◆ PROBLEM REQUIREMENTS ◆
Whenever the string "title" turns up in a line below, that line should be copied.
BEGIN DATA FOR THE TASK
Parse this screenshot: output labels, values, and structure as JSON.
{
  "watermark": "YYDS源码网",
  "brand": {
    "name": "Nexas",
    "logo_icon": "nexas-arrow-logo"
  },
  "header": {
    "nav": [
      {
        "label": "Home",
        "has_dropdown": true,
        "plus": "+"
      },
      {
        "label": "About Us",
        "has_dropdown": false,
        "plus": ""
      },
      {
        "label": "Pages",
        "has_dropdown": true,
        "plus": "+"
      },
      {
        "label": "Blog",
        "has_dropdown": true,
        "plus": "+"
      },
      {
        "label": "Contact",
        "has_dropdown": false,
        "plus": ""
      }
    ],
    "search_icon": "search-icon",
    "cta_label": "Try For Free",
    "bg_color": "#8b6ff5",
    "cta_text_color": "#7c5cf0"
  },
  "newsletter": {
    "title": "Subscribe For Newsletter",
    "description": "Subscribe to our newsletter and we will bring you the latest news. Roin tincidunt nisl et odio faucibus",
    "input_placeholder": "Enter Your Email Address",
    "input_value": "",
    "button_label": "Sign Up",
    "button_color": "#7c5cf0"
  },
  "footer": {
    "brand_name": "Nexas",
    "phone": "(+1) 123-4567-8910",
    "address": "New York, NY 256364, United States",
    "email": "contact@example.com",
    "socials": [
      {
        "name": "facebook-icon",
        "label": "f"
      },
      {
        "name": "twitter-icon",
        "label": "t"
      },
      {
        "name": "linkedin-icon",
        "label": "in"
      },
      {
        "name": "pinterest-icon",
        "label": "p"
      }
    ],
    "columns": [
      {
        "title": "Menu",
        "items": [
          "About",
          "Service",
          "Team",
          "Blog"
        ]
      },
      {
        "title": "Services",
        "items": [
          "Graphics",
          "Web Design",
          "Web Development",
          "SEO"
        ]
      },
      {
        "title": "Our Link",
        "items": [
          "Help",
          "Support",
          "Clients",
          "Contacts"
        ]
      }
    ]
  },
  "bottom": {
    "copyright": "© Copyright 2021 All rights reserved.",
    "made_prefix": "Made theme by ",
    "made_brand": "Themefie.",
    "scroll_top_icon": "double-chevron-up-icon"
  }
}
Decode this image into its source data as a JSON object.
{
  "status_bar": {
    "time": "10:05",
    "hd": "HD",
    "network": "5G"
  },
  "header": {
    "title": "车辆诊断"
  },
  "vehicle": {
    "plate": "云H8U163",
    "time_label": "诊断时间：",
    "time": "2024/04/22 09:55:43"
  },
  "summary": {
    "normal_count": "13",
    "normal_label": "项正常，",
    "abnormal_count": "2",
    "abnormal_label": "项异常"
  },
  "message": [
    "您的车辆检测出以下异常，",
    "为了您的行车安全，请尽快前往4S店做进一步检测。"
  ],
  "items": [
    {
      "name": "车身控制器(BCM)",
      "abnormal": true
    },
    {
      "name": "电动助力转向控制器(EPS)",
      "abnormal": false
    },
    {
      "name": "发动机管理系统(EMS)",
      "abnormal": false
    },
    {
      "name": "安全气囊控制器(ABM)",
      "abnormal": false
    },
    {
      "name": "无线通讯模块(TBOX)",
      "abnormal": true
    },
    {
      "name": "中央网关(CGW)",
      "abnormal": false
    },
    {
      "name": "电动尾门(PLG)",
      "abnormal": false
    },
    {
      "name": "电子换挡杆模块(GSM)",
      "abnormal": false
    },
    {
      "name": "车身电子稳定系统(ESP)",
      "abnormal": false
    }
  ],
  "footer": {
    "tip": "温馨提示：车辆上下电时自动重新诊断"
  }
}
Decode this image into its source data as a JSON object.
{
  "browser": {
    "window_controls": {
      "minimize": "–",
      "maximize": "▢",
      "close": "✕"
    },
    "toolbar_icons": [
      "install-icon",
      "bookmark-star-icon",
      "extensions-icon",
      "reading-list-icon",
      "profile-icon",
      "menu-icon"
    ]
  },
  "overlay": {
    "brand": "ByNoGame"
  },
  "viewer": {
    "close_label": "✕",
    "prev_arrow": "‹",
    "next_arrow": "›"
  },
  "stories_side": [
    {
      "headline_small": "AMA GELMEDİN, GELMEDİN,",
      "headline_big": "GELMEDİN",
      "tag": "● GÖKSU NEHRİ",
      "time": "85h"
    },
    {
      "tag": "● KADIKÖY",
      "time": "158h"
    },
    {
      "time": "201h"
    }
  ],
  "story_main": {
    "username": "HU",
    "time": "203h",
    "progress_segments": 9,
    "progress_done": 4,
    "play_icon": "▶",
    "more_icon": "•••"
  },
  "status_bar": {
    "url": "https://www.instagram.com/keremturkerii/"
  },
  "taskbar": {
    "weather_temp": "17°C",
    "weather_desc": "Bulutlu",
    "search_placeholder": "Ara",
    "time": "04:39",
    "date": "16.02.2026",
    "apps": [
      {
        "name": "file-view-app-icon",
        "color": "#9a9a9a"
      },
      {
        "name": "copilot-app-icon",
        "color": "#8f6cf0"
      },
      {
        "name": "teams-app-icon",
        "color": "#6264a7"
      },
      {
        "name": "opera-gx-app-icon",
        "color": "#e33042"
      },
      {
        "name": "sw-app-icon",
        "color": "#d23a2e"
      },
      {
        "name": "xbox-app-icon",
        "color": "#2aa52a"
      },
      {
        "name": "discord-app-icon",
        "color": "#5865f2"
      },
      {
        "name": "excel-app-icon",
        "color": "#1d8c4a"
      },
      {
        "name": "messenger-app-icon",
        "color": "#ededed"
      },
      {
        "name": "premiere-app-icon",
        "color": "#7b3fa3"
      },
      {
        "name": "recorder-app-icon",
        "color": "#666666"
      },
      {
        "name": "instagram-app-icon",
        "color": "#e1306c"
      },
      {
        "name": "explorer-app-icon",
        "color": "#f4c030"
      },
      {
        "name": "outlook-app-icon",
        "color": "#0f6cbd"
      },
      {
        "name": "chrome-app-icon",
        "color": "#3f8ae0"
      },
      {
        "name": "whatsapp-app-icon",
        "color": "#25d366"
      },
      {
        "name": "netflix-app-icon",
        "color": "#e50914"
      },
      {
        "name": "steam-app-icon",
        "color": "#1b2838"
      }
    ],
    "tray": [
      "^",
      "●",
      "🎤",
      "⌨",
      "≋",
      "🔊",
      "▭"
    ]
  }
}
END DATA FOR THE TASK
◆ ANSWER FOR THE TASK ◆
    "title": "Subscribe For Newsletter",
        "title": "Menu",
        "title": "Services",
        "title": "Our Link",
    "title": "车辆诊断"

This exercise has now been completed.